Yes, I am betting this flop. This is a decent flop for pocket queens and you will have the best hand a high percentage of the time. I would bet about 250,000. I feel like it should be slightly more than the original pre-flop raise (200,000) while not risking too many chips. Getting raised on the flop, it is an uncomfortable situation. I do not feel like folding would be the best play. The opponent could easily have JQ of clubs or KJ of clubs or even be bluffing with air, in the belief that the paired board did not help you.

I can see an argument for either calling or 3-betting but I would call in this situation and then bet the turn if a non-club hits the board. With 3-betting I think a club draw will call you a good percentage of the time, but if you make a decent sized bet on the turn and all your opponent has is a club draw, then you should win the pot. If a club comes on the turn I would basically give up on the hand and check-fold , with maybe a hero call if it gets to the river if I can really sense weakness from the opponent.

When he raises the flop, I am basically putting him on trip aces, a semi-bluff with a flush/straight flush draw, or air. As far as physical tells, you should look to see how he looks at the flop, if he checks his cards for suits and how long he looks at the flop. These are basic noob tells which may provide useful information. When he overbets the turn, I think he either has air (slim possibility), a flush draw (slim), trip aces(decent possibility) or a full house(decent). I would include the full house in the range now, because it seemed unlikely on the flop and turn, but since he overbets so much it must be included as a possibility. I think overall this overbet is a noob play, but I think it is more likely he has a monster like a full house, than him putting in 50 big blinds as a bluff.

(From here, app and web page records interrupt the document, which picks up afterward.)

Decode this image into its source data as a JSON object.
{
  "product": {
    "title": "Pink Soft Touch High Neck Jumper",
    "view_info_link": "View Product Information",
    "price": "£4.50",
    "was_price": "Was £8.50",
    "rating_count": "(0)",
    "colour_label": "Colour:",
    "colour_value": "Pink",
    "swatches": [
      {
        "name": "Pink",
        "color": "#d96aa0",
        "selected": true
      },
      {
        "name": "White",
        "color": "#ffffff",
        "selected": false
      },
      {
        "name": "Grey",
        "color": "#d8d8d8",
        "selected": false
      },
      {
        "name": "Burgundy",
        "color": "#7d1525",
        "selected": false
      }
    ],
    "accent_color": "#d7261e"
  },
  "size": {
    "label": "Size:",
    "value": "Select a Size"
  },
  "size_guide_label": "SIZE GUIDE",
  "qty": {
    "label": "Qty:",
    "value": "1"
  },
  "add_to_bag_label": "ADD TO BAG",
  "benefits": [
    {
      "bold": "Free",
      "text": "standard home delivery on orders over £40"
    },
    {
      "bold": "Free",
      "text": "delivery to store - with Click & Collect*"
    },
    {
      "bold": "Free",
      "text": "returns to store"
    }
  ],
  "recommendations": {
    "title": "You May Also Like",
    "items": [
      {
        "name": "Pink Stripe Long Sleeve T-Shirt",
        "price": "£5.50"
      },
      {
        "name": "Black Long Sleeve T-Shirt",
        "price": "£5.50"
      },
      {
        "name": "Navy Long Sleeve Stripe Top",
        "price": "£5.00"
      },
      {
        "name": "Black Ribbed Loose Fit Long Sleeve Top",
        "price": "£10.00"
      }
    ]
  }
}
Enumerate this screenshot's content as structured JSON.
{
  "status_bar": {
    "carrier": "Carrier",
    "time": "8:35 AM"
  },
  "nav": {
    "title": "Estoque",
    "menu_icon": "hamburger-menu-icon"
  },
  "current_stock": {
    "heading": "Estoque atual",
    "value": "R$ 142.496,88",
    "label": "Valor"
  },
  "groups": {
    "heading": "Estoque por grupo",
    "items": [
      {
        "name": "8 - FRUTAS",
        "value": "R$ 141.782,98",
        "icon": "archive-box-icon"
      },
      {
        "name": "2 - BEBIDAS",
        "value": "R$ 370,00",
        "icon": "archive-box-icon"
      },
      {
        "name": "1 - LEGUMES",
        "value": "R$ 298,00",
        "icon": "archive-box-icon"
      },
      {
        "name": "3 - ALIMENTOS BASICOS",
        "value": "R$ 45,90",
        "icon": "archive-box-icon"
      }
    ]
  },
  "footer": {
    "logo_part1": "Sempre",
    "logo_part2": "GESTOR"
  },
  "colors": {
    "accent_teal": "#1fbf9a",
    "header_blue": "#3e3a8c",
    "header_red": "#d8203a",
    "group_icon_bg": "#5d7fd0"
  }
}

almost 9 years ago

to be more clear, i think the main reason calling the flop is better than 3-betting it is 'pot control'